:: Data extracts ::
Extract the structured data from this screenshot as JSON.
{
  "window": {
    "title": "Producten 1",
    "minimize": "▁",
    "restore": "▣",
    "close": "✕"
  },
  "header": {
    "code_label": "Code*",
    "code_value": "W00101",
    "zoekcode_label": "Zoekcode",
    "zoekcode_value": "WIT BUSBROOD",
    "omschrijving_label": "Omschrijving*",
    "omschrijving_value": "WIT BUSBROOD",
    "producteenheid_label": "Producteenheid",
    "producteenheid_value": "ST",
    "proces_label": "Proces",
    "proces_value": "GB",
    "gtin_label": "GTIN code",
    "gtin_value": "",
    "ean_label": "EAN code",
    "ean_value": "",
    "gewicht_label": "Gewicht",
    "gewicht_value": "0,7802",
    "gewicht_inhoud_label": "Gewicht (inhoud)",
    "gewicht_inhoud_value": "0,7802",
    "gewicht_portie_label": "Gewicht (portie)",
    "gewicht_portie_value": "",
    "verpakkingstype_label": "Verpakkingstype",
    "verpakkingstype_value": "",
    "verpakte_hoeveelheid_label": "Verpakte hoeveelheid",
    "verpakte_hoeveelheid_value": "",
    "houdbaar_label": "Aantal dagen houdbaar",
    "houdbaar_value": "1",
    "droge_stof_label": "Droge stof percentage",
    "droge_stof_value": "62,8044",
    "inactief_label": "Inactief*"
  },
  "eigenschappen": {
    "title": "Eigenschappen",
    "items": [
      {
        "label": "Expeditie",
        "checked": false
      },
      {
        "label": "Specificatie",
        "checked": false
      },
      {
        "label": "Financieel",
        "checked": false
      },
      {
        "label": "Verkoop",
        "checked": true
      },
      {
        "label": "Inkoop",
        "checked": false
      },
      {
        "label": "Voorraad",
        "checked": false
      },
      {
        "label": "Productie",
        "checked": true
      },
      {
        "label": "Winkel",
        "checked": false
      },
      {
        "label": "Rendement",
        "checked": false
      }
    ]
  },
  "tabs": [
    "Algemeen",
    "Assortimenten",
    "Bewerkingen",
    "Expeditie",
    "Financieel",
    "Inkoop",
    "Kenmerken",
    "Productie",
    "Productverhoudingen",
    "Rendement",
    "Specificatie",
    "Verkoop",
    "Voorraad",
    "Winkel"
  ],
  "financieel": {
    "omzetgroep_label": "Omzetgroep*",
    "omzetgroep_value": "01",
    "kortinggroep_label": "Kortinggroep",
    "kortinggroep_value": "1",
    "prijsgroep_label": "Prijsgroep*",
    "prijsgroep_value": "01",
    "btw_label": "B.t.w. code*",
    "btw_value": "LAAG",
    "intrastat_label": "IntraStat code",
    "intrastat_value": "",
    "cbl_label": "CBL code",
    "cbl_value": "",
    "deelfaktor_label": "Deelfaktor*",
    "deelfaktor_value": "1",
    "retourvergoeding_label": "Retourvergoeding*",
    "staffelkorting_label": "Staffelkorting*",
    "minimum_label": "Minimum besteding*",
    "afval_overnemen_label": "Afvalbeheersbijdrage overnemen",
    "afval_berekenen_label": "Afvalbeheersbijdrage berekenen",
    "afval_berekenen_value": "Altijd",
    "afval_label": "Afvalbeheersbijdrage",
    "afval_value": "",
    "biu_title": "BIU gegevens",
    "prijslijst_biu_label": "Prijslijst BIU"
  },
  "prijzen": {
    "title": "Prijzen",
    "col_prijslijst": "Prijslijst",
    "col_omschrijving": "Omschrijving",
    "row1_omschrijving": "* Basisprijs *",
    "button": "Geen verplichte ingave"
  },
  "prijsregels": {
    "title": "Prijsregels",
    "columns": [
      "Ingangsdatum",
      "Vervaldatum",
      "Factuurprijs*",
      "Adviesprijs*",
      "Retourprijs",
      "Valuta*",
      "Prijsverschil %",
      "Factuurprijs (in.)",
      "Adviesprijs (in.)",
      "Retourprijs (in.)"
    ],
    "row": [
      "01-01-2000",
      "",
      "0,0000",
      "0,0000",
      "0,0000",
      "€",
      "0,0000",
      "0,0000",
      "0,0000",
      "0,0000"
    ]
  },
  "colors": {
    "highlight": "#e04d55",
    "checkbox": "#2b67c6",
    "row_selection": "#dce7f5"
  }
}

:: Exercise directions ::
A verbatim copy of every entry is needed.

:: Reply to the task ::
Extract the structured data from this screenshot as JSON.
{
  "window": {
    "title": "Producten 1",
    "minimize": "▁",
    "restore": "▣",
    "close": "✕"
  },
  "header": {
    "code_label": "Code*",
    "code_value": "W00101",
    "zoekcode_label": "Zoekcode",
    "zoekcode_value": "WIT BUSBROOD",
    "omschrijving_label": "Omschrijving*",
    "omschrijving_value": "WIT BUSBROOD",
    "producteenheid_label": "Producteenheid",
    "producteenheid_value": "ST",
    "proces_label": "Proces",
    "proces_value": "GB",
    "gtin_label": "GTIN code",
    "gtin_value": "",
    "ean_label": "EAN code",
    "ean_value": "",
    "gewicht_label": "Gewicht",
    "gewicht_value": "0,7802",
    "gewicht_inhoud_label": "Gewicht (inhoud)",
    "gewicht_inhoud_value": "0,7802",
    "gewicht_portie_label": "Gewicht (portie)",
    "gewicht_portie_value": "",
    "verpakkingstype_label": "Verpakkingstype",
    "verpakkingstype_value": "",
    "verpakte_hoeveelheid_label": "Verpakte hoeveelheid",
    "verpakte_hoeveelheid_value": "",
    "houdbaar_label": "Aantal dagen houdbaar",
    "houdbaar_value": "1",
    "droge_stof_label": "Droge stof percentage",
    "droge_stof_value": "62,8044",
    "inactief_label": "Inactief*"
  },
  "eigenschappen": {
    "title": "Eigenschappen",
    "items": [
      {
        "label": "Expeditie",
        "checked": false
      },
      {
        "label": "Specificatie",
        "checked": false
      },
      {
        "label": "Financieel",
        "checked": false
      },
      {
        "label": "Verkoop",
        "checked": true
      },
      {
        "label": "Inkoop",
        "checked": false
      },
      {
        "label": "Voorraad",
        "checked": false
      },
      {
        "label": "Productie",
        "checked": true
      },
      {
        "label": "Winkel",
        "checked": false
      },
      {
        "label": "Rendement",
        "checked": false
      }
    ]
  },
  "tabs": [
    "Algemeen",
    "Assortimenten",
    "Bewerkingen",
    "Expeditie",
    "Financieel",
    "Inkoop",
    "Kenmerken",
    "Productie",
    "Productverhoudingen",
    "Rendement",
    "Specificatie",
    "Verkoop",
    "Voorraad",
    "Winkel"
  ],
  "financieel": {
    "omzetgroep_label": "Omzetgroep*",
    "omzetgroep_value": "01",
    "kortinggroep_label": "Kortinggroep",
    "kortinggroep_value": "1",
    "prijsgroep_label": "Prijsgroep*",
    "prijsgroep_value": "01",
    "btw_label": "B.t.w. code*",
    "btw_value": "LAAG",
    "intrastat_label": "IntraStat code",
    "intrastat_value": "",
    "cbl_label": "CBL code",
    "cbl_value": "",
    "deelfaktor_label": "Deelfaktor*",
    "deelfaktor_value": "1",
    "retourvergoeding_label": "Retourvergoeding*",
    "staffelkorting_label": "Staffelkorting*",
    "minimum_label": "Minimum besteding*",
    "afval_overnemen_label": "Afvalbeheersbijdrage overnemen",
    "afval_berekenen_label": "Afvalbeheersbijdrage berekenen",
    "afval_berekenen_value": "Altijd",
    "afval_label": "Afvalbeheersbijdrage",
    "afval_value": "",
    "biu_title": "BIU gegevens",
    "prijslijst_biu_label": "Prijslijst BIU"
  },
  "prijzen": {
    "title": "Prijzen",
    "col_prijslijst": "Prijslijst",
    "col_omschrijving": "Omschrijving",
    "row1_omschrijving": "* Basisprijs *",
    "button": "Geen verplichte ingave"
  },
  "prijsregels": {
    "title": "Prijsregels",
    "columns": [
      "Ingangsdatum",
      "Vervaldatum",
      "Factuurprijs*",
      "Adviesprijs*",
      "Retourprijs",
      "Valuta*",
      "Prijsverschil %",
      "Factuurprijs (in.)",
      "Adviesprijs (in.)",
      "Retourprijs (in.)"
    ],
    "row": [
      "01-01-2000",
      "",
      "0,0000",
      "0,0000",
      "0,0000",
      "€",
      "0,0000",
      "0,0000",
      "0,0000",
      "0,0000"
    ]
  },
  "colors": {
    "highlight": "#e04d55",
    "checkbox": "#2b67c6",
    "row_selection": "#dce7f5"
  }
}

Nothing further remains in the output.